[[ LISTED ENTRIES open ]]

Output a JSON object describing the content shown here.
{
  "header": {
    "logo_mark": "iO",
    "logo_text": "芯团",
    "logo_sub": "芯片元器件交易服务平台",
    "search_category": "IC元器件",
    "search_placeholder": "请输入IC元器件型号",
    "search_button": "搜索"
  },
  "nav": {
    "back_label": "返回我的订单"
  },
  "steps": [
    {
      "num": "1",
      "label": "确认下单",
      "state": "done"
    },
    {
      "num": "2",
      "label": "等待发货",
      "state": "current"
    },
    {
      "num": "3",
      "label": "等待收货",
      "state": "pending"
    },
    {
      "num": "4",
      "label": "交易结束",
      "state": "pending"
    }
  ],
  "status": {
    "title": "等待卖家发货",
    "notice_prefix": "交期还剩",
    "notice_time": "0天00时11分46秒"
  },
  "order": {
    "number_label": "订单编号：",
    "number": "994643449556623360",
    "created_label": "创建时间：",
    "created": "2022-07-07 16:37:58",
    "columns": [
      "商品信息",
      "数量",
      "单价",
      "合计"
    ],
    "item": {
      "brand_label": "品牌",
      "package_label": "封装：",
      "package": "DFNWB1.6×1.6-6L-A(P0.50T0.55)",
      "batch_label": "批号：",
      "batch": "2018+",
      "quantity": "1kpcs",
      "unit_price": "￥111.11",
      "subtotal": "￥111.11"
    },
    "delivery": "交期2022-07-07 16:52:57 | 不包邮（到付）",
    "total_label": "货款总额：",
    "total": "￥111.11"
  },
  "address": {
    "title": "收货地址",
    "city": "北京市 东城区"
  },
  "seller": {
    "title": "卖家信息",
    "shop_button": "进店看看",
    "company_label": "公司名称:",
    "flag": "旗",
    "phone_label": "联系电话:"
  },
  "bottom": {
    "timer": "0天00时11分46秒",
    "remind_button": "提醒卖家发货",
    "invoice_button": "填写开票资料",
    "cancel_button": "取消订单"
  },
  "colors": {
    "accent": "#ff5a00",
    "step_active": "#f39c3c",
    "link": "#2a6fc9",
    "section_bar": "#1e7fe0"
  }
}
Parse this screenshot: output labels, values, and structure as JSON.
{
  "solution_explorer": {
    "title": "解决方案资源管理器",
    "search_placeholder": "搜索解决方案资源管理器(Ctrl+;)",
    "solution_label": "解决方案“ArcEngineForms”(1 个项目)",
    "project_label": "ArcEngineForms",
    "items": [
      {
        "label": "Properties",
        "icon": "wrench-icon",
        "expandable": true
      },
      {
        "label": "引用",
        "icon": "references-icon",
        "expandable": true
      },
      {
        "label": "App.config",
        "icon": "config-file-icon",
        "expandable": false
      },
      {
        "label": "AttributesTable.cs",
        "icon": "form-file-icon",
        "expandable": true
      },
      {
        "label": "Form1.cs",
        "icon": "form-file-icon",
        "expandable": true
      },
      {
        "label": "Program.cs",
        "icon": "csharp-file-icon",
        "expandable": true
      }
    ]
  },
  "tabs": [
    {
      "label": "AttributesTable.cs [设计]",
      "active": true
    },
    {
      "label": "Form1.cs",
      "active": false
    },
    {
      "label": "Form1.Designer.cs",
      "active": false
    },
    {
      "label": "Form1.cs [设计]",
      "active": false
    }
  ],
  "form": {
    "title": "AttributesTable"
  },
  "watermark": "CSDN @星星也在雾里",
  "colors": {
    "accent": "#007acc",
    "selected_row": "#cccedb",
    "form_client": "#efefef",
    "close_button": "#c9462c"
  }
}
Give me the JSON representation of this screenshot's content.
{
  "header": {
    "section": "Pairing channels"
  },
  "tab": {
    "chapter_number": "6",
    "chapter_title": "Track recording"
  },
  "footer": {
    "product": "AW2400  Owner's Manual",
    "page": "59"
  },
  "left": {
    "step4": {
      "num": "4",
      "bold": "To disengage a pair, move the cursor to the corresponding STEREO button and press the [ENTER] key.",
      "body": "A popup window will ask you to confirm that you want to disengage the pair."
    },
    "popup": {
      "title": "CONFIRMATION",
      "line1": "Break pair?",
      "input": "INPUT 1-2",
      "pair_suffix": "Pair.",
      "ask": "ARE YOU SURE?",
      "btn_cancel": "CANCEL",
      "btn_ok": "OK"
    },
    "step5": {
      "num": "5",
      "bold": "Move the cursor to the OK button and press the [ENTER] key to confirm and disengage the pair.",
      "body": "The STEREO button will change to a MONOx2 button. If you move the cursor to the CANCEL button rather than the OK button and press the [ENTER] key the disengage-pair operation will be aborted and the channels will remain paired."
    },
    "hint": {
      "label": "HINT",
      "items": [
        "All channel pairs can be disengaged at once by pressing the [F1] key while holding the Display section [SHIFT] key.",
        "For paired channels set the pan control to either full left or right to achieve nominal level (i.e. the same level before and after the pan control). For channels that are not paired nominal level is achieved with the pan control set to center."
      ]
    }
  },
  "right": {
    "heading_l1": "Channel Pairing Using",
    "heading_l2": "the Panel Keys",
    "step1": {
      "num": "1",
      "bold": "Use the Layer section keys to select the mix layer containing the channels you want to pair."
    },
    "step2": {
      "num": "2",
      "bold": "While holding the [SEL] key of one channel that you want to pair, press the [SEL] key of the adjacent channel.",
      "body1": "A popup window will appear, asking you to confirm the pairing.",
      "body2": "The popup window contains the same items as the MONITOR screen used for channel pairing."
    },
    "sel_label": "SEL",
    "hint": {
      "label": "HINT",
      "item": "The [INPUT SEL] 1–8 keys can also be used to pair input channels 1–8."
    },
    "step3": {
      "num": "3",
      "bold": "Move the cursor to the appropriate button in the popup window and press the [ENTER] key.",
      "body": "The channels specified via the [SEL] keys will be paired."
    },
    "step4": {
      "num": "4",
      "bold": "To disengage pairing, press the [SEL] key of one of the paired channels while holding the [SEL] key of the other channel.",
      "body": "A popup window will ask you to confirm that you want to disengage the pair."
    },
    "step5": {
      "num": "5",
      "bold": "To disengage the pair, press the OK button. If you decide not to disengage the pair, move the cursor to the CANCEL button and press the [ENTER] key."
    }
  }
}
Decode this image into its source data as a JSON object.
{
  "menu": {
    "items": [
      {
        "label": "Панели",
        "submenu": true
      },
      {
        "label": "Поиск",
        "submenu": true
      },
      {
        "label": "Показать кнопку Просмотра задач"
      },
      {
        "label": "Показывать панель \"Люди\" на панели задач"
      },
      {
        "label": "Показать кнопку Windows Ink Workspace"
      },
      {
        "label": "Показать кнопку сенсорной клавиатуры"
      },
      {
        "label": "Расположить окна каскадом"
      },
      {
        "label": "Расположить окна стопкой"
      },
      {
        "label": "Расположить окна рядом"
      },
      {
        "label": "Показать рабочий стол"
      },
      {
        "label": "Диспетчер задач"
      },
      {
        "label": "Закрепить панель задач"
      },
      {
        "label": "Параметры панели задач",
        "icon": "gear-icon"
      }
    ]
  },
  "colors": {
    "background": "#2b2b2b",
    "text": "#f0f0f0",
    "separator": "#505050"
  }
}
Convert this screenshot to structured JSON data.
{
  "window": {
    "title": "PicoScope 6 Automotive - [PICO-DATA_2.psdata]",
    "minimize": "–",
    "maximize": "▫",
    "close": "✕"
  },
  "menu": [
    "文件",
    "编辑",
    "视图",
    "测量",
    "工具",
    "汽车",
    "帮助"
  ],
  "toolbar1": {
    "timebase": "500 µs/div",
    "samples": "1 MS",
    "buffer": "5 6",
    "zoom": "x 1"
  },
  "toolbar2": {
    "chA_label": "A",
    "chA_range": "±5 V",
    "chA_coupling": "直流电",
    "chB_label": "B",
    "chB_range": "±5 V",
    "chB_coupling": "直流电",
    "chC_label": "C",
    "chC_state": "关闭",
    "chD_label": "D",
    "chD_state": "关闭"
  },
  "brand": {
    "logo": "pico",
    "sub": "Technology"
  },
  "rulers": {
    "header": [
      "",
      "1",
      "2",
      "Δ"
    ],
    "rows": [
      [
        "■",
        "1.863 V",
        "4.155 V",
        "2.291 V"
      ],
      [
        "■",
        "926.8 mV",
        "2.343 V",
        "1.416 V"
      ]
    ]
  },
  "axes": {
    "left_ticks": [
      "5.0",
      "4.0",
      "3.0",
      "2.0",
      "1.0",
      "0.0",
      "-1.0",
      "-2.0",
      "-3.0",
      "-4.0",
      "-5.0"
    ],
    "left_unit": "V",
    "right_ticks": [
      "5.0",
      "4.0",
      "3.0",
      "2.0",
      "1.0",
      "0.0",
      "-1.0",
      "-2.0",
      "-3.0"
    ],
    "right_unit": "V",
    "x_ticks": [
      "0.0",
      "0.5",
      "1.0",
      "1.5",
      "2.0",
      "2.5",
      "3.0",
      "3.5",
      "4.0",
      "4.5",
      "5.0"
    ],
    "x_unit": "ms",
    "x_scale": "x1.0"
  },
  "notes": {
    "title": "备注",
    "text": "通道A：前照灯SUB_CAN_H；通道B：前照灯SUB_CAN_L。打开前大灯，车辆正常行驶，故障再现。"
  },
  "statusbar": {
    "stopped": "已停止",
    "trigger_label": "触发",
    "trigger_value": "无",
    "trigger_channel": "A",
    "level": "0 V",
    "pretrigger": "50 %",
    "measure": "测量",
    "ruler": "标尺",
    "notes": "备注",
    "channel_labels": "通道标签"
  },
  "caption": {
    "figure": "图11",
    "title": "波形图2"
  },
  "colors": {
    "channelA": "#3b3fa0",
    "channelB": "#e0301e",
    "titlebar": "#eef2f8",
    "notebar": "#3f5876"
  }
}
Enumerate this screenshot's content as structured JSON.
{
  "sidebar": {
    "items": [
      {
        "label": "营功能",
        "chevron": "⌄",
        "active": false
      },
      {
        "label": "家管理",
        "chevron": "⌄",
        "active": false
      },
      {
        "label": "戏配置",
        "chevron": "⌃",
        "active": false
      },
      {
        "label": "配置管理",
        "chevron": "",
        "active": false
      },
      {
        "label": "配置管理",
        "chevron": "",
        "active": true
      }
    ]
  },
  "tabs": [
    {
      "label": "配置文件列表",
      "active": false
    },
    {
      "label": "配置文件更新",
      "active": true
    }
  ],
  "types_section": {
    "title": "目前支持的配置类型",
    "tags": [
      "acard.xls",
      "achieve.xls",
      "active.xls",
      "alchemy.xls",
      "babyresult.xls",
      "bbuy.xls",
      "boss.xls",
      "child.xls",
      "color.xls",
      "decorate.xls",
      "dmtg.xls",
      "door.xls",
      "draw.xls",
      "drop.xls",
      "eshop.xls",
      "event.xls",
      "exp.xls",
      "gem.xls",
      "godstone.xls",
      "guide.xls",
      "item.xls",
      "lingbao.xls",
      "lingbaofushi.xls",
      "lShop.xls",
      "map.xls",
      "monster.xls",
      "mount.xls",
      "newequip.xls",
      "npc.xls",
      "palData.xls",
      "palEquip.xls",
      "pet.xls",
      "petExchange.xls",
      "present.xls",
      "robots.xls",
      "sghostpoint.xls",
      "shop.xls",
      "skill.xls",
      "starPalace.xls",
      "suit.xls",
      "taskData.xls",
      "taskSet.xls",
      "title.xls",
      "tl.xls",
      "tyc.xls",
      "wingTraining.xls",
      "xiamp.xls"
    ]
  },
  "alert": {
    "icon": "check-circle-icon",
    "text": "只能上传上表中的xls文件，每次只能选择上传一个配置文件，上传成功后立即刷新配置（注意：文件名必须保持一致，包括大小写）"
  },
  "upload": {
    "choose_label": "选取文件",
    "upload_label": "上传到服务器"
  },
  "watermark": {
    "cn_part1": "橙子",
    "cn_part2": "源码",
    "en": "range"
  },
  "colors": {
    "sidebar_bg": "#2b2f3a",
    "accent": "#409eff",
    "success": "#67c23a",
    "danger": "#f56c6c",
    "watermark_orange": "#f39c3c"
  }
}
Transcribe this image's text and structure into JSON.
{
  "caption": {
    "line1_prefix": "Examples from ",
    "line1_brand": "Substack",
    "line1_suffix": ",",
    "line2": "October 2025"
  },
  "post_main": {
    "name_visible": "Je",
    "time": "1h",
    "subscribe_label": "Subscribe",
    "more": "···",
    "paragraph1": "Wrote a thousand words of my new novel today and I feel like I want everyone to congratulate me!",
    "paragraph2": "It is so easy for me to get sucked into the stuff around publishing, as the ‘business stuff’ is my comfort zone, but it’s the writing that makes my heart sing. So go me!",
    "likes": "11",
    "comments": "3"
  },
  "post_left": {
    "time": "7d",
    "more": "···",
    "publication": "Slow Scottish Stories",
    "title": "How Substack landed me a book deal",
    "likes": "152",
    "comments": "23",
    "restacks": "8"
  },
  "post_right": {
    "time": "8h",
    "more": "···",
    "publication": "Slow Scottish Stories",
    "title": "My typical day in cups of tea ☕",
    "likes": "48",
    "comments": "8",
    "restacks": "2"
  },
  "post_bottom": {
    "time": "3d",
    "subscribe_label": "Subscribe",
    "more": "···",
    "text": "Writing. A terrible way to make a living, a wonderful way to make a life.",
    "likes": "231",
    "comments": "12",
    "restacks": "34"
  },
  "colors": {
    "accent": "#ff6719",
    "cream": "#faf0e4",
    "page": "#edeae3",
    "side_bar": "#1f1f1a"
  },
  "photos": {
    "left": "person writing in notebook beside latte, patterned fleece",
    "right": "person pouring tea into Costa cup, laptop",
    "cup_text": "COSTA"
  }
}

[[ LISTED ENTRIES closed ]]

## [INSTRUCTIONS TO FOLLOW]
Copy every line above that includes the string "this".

## [FINISHED TASK]
Parse this screenshot: output labels, values, and structure as JSON.
Give me the JSON representation of this screenshot's content.
Decode this image into its source data as a JSON object.
Convert this screenshot to structured JSON data.
Enumerate this screenshot's content as structured JSON.
Transcribe this image's text and structure into JSON.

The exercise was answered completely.